“He had the opportunity to go to much bigger markets, even New York, but chose to stay here because he wanted to raise us kids here,” said his daughter Sherry Thompson. “We were a priority for him.”
When Thompson’s daughter Caitlin was 2, she saw her grandfather on TV and held up a book for him to read to her.
“She was quite disappointed that he didn’t talk back to her and read her the book,” Thompson said.
“My dad was a humble man,” said Susan Prutting, Kennedy’s daughter. “He never engaged in anything that he wasn’t 100 percent up front proud of, that could stand any test of scrutiny.”
Although Kennedy was born in North Dakota and began his broadcasting career there, he became deeply devoted to Colorado Springs, where he moved after serving in World War II.
“Colorado Springs mattered to him,” said Diane Benninghoff, assistant vice president for advancement at Colorado College who worked with Kennedy for 13 years and was a weather forecaster on KKTV. “He had countless opportunities to go other places and he chose to stay in Colorado Springs.”
And the city seemed to love him back. In a poll the Gazette held in 1999, 10 years after he retired, readers named him the best local broadcaster of the century. He was also honored as the Colorado Broadcasters Association broadcaster of the year and earned the group’s broadcast achievement award.

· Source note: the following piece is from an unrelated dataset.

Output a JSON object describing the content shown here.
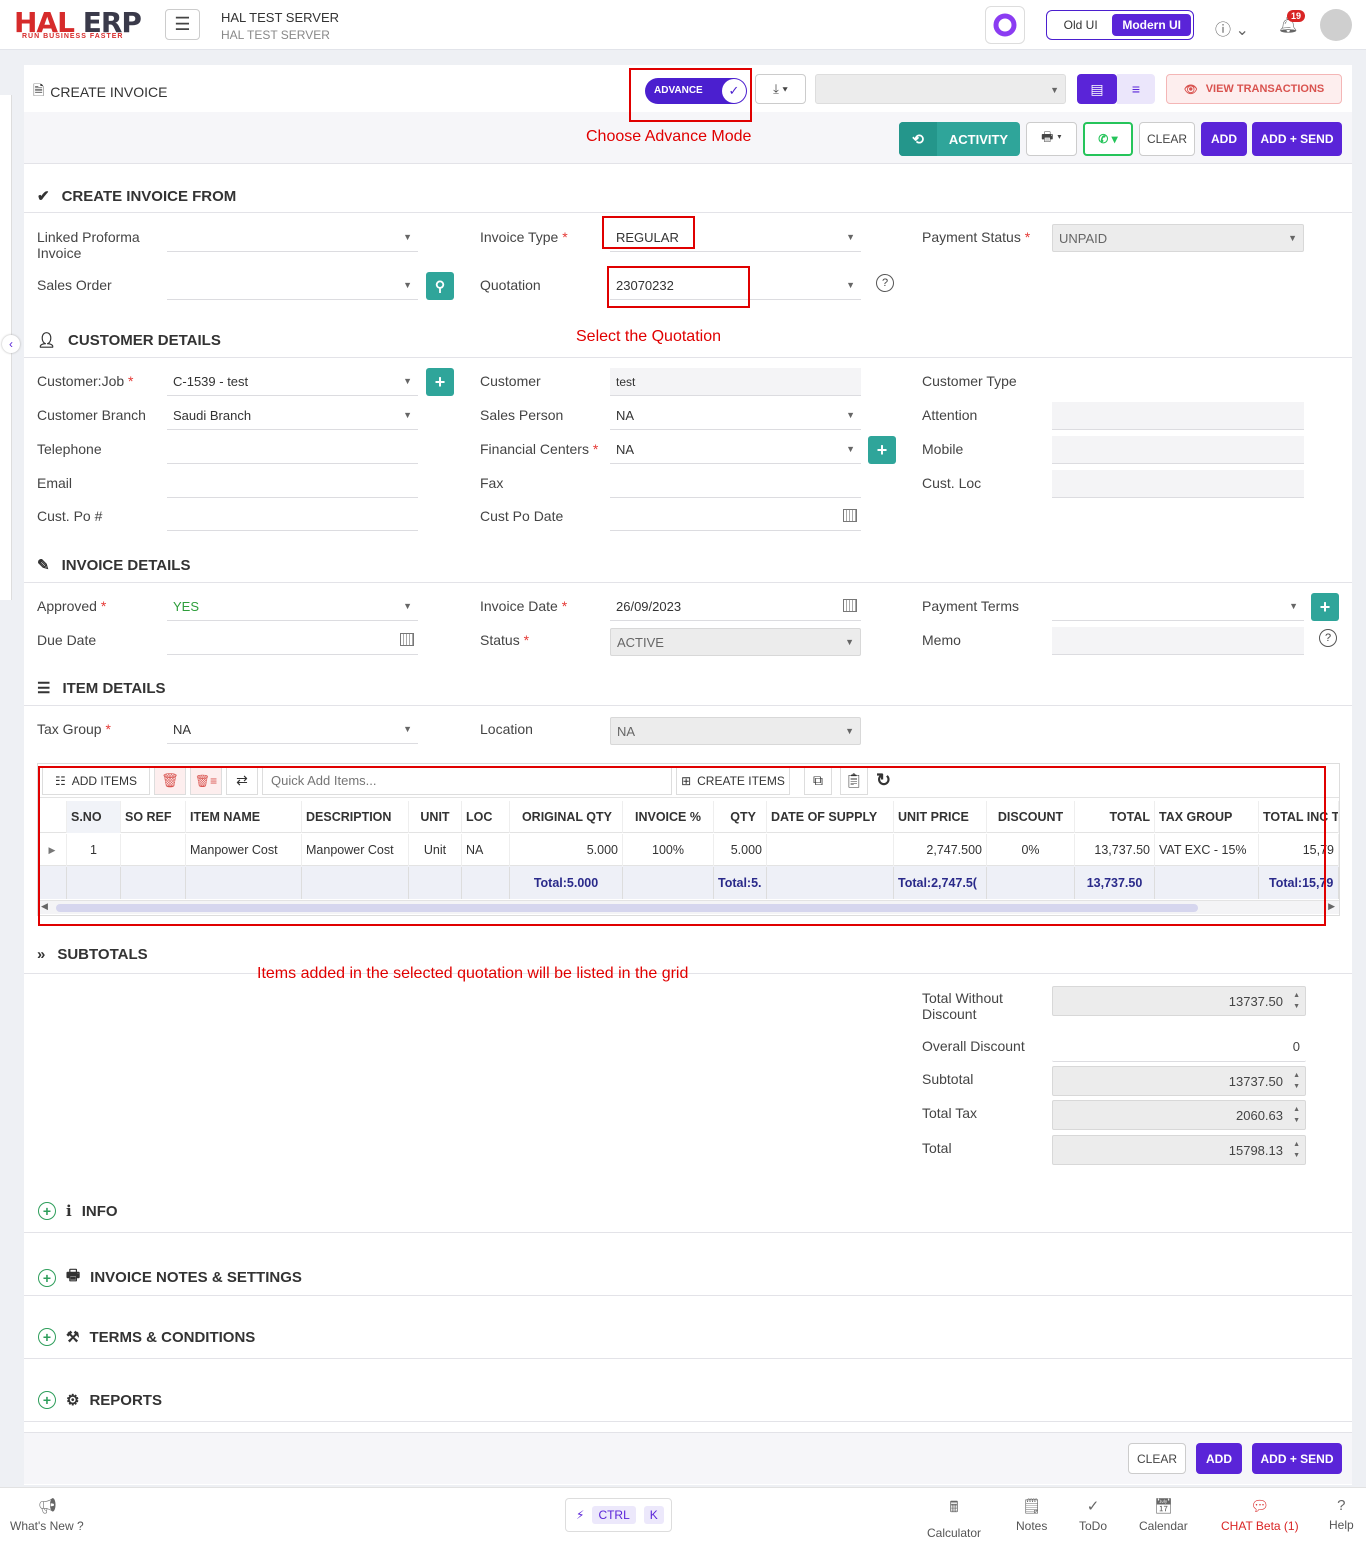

Benninghoff said KKTV was the top-rated local station for 17 years in a row during his tenure there.
Kennedy is survived by his three children, Thompson, Prutting and his son Scott Kennedy, six grandchildren and four great-grandchildren, and his longtime companion Sylvia Kalish.
A memorial service for Kennedy will be held 1 p.m. Oct. 10 at Pulpit Rock Church’s West Campus, 301 Austin Bluffs Parkway.